■ Your assignment
Down to the last character, write out the records below.

Records supplied section start

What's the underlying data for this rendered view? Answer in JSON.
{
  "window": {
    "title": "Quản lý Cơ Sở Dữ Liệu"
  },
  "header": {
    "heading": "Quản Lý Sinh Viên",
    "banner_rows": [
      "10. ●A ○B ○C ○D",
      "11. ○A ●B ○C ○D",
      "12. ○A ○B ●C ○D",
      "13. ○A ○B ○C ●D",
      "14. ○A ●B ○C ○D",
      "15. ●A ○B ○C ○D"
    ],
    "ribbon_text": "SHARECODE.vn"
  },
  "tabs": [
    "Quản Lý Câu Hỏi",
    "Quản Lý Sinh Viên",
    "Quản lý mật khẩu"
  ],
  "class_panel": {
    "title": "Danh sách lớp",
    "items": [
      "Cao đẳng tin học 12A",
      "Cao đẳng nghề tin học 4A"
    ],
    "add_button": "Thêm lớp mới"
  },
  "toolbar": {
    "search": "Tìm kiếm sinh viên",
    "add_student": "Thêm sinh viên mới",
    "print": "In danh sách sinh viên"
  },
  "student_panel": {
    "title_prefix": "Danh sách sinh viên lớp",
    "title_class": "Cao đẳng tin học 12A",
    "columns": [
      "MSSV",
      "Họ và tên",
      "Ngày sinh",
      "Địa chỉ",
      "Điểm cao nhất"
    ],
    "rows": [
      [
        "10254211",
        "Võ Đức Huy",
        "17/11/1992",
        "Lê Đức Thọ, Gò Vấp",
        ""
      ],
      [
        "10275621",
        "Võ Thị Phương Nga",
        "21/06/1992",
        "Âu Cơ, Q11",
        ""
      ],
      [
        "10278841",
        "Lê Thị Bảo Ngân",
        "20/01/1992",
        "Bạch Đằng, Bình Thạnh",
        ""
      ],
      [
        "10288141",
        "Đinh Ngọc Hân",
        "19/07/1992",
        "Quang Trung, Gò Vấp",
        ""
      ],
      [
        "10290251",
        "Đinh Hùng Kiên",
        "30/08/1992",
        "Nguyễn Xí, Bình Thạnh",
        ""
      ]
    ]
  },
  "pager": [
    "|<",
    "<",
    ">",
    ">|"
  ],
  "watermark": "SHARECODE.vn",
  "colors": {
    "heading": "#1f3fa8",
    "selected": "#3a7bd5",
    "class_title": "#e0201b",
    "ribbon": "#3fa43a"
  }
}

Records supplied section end

■ Final answer
What's the underlying data for this rendered view? Answer in JSON.
{
  "window": {
    "title": "Quản lý Cơ Sở Dữ Liệu"
  },
  "header": {
    "heading": "Quản Lý Sinh Viên",
    "banner_rows": [
      "10. ●A ○B ○C ○D",
      "11. ○A ●B ○C ○D",
      "12. ○A ○B ●C ○D",
      "13. ○A ○B ○C ●D",
      "14. ○A ●B ○C ○D",
      "15. ●A ○B ○C ○D"
    ],
    "ribbon_text": "SHARECODE.vn"
  },
  "tabs": [
    "Quản Lý Câu Hỏi",
    "Quản Lý Sinh Viên",
    "Quản lý mật khẩu"
  ],
  "class_panel": {
    "title": "Danh sách lớp",
    "items": [
      "Cao đẳng tin học 12A",
      "Cao đẳng nghề tin học 4A"
    ],
    "add_button": "Thêm lớp mới"
  },
  "toolbar": {
    "search": "Tìm kiếm sinh viên",
    "add_student": "Thêm sinh viên mới",
    "print": "In danh sách sinh viên"
  },
  "student_panel": {
    "title_prefix": "Danh sách sinh viên lớp",
    "title_class": "Cao đẳng tin học 12A",
    "columns": [
      "MSSV",
      "Họ và tên",
      "Ngày sinh",
      "Địa chỉ",
      "Điểm cao nhất"
    ],
    "rows": [
      [
        "10254211",
        "Võ Đức Huy",
        "17/11/1992",
        "Lê Đức Thọ, Gò Vấp",
        ""
      ],
      [
        "10275621",
        "Võ Thị Phương Nga",
        "21/06/1992",
        "Âu Cơ, Q11",
        ""
      ],
      [
        "10278841",
        "Lê Thị Bảo Ngân",
        "20/01/1992",
        "Bạch Đằng, Bình Thạnh",
        ""
      ],
      [
        "10288141",
        "Đinh Ngọc Hân",
        "19/07/1992",
        "Quang Trung, Gò Vấp",
        ""
      ],
      [
        "10290251",
        "Đinh Hùng Kiên",
        "30/08/1992",
        "Nguyễn Xí, Bình Thạnh",
        ""
      ]
    ]
  },
  "pager": [
    "|<",
    "<",
    ">",
    ">|"
  ],
  "watermark": "SHARECODE.vn",
  "colors": {
    "heading": "#1f3fa8",
    "selected": "#3a7bd5",
    "class_title": "#e0201b",
    "ribbon": "#3fa43a"
  }
}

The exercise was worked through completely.